DRONE ENABLE 2022: Learning from the past for a better future


One of the ways we learn from what was done previously, is by having conversations and sharing experiences and challenges and what works. During our DRONE ENABLE 2022 event that is taking place next week, we are bringing together key stakeholders to focus on the complex issues presented by unmanned aircraft system traffic management (UTM) which need to be addressed collectively in order to integrate UAS into the global aviation system. DRONE ENABLE 2022 is being sponsored by NEDO.

Earlier this year we put out a Request for Information where we focused on the evolution of unmanned aviation with respect to safely integrated in the global airspace structure. The primary requirement remains the ability to facilitate such integration without negatively impacting the safety or efficiency of manned aviation operations or the safety of persons and property on the ground, taking into account security, environmental impacts and equitable access for all airspace users.

To enable States, regulators and industry to continue to advance the development of UTM systems, we needed to showcase the below issues. In this RGI we asked that submissions propose practical solutions, successful research and development activities and/or best practices – existing or proposed. The types of questions that should have been considered in each submission are provided below with the associated problem statement. We evaluated submissions based on how well they addressed one or another problem statement.

1) Experiences and Best Practices from the Deployment/Implementation of UTM Systems or Services: As UTM systems and services continue to mature and act as an enabler for unmanned aircraft operations, including beyond visual line-of-sight (BVLOS) activities, it is important to direct attention towards successful UTM deployments and implementations in order to determine what worked, what could be improved, and to consolidate the experiences gained, lessons learned and best practices developed.

  • Based on the type of deployments (local, regional, national, centralized, federated, controlled/uncontrolled airspace, etc.) and actual implementation experience: detail the
    coordination conducted, the key stakeholders/authorities involved and the specific roles and responsibilities of each.
  • How are deployments being rolled out and are there any dependencies that impact the progress of the rollout? What maturity level has the deployment/implementation attained?
  • Which services are currently being provided (or expected in the near term), and which are longer-term aspirations? What criteria influenced the choice of UTM systems/services being provided?
  • With regards to deployments and implementations, what worked, what didn’t work and what lessons were learned?

2) Data Requirements: In order for UTM to support safe multiple UAS operations within and beyond visual line-of-sight, data related to weather, 3D structures, other aircraft, etc. must be made available.
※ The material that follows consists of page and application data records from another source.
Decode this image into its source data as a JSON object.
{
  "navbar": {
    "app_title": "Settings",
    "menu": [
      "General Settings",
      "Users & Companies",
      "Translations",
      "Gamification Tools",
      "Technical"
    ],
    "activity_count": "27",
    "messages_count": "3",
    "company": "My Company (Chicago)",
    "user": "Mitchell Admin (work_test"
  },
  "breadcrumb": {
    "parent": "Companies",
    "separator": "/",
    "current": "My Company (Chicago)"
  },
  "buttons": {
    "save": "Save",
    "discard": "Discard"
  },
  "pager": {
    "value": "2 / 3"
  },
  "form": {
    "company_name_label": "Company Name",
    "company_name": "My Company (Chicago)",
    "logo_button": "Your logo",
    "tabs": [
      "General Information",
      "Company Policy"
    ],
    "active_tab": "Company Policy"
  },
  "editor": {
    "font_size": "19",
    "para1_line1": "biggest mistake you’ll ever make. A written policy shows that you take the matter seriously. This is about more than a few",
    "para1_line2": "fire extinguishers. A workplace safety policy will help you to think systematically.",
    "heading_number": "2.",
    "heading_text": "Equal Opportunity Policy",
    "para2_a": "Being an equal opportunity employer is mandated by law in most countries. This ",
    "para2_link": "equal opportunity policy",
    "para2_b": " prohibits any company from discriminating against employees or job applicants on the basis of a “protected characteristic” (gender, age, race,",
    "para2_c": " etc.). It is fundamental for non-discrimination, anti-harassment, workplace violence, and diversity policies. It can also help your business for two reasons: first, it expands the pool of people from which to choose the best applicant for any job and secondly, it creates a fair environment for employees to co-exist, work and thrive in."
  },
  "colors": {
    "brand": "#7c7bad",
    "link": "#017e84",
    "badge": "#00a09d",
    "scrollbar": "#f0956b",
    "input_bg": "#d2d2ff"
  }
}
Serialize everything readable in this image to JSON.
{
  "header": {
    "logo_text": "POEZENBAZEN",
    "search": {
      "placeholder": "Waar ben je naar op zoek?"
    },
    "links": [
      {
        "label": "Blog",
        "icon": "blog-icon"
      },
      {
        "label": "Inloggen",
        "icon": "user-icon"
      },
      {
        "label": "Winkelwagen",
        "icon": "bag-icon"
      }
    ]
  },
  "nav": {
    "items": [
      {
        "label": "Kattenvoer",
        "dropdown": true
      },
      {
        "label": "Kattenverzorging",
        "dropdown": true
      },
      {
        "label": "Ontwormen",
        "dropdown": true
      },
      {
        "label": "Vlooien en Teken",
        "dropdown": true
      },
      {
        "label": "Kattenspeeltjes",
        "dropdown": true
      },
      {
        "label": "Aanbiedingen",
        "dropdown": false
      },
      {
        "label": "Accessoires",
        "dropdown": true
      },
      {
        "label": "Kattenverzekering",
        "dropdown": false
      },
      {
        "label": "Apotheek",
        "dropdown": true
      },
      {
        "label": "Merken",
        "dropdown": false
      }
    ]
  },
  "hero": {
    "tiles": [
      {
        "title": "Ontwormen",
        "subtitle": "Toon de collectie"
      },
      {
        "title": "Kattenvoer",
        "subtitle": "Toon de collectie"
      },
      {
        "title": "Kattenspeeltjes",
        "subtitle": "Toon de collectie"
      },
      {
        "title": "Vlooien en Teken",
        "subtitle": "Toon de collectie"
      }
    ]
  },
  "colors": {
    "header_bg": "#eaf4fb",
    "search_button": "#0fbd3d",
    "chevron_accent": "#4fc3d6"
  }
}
Describe the type of data needed to support safe operations, how that data is collected, maintained current, and shared with operators, and whether standards for certain types of data are needed in terms of data quality (e.g. integrity, reliability, continuity and availability), security and resilience.

  • What data is already being used to support safe UAS operations?
  • UAS operation at low altitude will require new types or quality of data (e.g. weather or obstacle data). Describe what type of data would be needed to safely operate, with what precision and
    accuracy, and what would be the relationship to existing aeronautical data requirements? Who should provide the data so that it can be trusted?
  • What data should be regulated/standardized and why? How is data quality, reliance and security maintained? What role do different stakeholders have in evaluating, validating and accepting data sources?
  • Provide best practices related to data sources, collection, dissemination and usage.
  • For certain data (e.g. weather, obstacle information, etc.), one could expect that the standards that exist today for conventional aviation, in terms of delivery, update rate, data management
    and overall maintenance, may not be adequate. How should this information be managed to meet the needs of UAS operations
    Solutions to the RFI will serve to strengthen the ICAO UTM framework, providing a path forward for the
    safe integration of UAS. Furthermore, this information will assist States with developing the required
    regulatory framework and guidance material to ensure a safe, efficient and effective UTM system.

Most of the DRONE ENABLE 2022 speakers were selected based on their submissions to the RFI.  The symposium won’t just provide an opportunity for networking, collaboration and coordination between civil aviation authorities, industry and both new and existing stakeholders as we move forward in this dynamic field. It also provides a unique opportunity to progress a comprehensive and harmonized regulatory framework to support UAS activities. There is still time to register for the event that is taking place from 14-16 November 2022. 

  For further information, please contact RPASEVents@icao.int.